Philadelphia didn’t exactly miss out on success with Lindros as the Flyers made the 1997 Stanley Cup Finals. However they also got swept in those finals and Lindros acquired a reputation as being a little bit of a pain during his time in Philly. Furthermore the Canadian had trouble with concussions during his career that ended up limited his offensive totals. In fact they hurt his career totals such that he is not currently in the Hockey Hall of Fame despite being eligible (he should already be in).

In short, the Nordiques/Avs were far better off for trading a major talent than the team that received that talent. It’s worth pointing out that they only succeeded by accident as it was Lindros’ snubbery of Quebec that caused the trade but lessons can still be learned.

Who and what can the Edmonton Oilers get by trading their rights to select Connor McDavid? Or who and what can Edmonton get if they trade McDavid after drafting him?

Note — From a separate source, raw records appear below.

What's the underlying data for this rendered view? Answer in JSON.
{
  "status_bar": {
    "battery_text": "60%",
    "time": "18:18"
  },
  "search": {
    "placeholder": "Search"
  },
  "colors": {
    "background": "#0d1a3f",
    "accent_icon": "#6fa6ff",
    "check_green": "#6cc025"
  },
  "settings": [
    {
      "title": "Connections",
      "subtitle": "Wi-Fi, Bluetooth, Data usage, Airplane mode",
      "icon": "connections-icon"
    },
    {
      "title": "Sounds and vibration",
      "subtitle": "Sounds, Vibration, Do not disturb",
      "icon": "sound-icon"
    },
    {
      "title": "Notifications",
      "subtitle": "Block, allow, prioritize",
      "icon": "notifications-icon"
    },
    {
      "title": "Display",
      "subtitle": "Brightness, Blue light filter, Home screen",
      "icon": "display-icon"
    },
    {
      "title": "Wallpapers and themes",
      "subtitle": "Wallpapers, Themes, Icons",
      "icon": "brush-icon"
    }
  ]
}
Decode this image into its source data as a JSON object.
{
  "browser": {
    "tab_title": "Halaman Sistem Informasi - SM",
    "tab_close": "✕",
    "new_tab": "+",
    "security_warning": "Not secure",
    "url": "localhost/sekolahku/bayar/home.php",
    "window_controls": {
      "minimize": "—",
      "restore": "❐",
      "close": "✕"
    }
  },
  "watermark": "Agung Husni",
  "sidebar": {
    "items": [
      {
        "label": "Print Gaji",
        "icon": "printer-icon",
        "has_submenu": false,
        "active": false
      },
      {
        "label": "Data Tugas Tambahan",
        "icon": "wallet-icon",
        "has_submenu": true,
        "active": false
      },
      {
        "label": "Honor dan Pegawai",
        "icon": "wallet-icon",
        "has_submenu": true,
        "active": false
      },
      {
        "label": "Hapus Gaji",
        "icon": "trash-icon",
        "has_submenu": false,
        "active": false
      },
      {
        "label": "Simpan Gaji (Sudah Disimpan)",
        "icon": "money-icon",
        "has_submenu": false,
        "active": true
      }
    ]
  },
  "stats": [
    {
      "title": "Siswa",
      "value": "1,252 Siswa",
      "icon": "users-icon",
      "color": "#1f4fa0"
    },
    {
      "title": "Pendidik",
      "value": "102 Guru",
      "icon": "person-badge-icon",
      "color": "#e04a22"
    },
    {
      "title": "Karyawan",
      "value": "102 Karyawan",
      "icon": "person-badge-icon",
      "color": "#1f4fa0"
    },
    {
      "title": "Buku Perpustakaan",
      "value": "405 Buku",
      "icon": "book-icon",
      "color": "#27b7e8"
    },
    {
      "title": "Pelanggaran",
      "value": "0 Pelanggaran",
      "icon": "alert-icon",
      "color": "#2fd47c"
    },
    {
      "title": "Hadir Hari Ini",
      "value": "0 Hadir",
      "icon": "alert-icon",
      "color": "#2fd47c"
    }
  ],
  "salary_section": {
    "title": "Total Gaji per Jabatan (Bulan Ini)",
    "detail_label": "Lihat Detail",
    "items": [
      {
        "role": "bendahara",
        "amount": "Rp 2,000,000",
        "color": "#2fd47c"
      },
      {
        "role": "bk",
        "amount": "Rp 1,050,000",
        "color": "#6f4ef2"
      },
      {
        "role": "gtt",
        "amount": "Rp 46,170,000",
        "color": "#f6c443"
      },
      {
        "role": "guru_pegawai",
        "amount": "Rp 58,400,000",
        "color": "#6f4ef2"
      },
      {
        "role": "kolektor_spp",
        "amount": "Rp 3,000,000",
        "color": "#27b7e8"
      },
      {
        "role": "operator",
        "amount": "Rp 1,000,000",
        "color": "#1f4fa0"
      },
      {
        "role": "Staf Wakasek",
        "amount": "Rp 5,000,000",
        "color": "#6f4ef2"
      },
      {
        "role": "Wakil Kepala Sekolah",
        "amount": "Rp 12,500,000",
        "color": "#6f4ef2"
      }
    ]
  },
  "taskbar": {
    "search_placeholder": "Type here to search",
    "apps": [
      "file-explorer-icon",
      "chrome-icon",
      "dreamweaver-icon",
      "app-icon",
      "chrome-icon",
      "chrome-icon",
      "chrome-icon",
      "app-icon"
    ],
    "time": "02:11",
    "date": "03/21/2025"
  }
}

Without getting into hypothetical trades, my guess is that the Oilers can end up with a lineup loaded with solid players and a future hall of famer. Making that move would probably land Edmonton in a better position for success in the years ahead than putting all of their proverbial eggs in the proverbial basket does.

But at this point, suggesting that the Oilers should not draft McDavid will draw you some raised eyebrows. In fairness, things could definitely work out for the Oilers with McDavid in their lineup however I still think the best mathematical move is to load up with depth.

When you bank on just one player you risk losing all to bad knees, a bad back, or (knock-on-wood) concussions. Lindros was affected by the latter and Sidney Crosby has been too, another former No. 1 pick.

With depth, you have talented players night-in night-out, even when a key player misses time. The Oilers should pursue this scenario while letting another franchise sink or swim with the OHL standout.